Guaido told reporters that the committee traveling to the United States and Europe is the same group that has been meeting with officials from Norway in recent weeks in an attempt to establish a dialogue with President Nicolas Maduro’s government, which stands accused of vote-rigging and rights violations.
Guaido, who has proposed a “national salvation agreement” to help Venezuela emerge from a profound economic collapse and political crisis, last month said he would support a progressive lifting of sanctions on Maduro’s government on the condition that Maduro consent to “free and fair” presidential elections.
“We will discuss with our allies a framework under which they feel comfortable, for example, with that progressive lifting of sanctions based on (the government’s) compliance with an agreement,” Guaido said.
Venezuela’s information ministry did not immediately respond to a request for comment. Maduro, who calls Guaido a U.S. puppet and blames U.S. sanctions on the country’s oil industry for the once-prosperous OPEC nation’s economic woes, has said he is willing to sit down to dialogue with the opposition.
Oslo previously mediated a dialogue table between Venezuela’s government and the opposition in 2019, after the United States and dozens of other countries recognized Guaido – the speaker of the opposition-held National Assembly – as Venezuela’s rightful leader in a challenge to Maduro.
But Maduro has held onto power, backed by the South American country’s military.
Guaido said on Friday that Gerardo Blyde, who was an opposition negotiator in the 2019 dialogue, would lead the delegation to Europe and the United States. The delegation will be in Washington from June 21-25.

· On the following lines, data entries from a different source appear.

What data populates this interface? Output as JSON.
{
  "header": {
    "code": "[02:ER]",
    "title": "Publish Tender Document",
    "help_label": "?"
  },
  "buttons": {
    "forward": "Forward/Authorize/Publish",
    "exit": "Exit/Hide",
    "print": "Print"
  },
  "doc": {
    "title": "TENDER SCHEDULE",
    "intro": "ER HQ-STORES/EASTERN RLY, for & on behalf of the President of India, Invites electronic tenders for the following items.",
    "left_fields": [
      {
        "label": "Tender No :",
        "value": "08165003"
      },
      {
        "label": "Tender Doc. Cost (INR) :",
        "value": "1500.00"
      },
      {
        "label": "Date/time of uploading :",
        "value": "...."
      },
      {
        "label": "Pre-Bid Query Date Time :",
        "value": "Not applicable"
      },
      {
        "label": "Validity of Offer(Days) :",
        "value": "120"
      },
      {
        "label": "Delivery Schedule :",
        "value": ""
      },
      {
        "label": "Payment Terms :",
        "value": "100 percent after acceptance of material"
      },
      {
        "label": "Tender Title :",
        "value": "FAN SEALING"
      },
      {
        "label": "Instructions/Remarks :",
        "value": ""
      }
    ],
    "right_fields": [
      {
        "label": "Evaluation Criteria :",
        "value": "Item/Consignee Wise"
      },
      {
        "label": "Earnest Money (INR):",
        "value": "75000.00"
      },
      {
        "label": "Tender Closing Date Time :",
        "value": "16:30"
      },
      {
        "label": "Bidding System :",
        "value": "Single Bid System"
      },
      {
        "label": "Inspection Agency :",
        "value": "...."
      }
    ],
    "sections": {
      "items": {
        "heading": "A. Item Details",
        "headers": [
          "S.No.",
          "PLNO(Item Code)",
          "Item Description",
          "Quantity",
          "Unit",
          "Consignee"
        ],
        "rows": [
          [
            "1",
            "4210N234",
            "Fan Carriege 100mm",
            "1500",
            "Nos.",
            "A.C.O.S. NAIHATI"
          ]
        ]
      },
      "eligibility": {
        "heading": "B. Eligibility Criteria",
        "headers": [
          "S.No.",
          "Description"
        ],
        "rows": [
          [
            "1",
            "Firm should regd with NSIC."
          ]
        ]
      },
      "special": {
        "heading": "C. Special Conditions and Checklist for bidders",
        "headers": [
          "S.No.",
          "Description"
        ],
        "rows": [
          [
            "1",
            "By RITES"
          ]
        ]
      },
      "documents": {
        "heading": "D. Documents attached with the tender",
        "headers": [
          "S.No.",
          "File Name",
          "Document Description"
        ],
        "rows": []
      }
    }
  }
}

(Reporting by Vivian Sequera; Writing by Luc Cohen; Editing by Alistair Bell)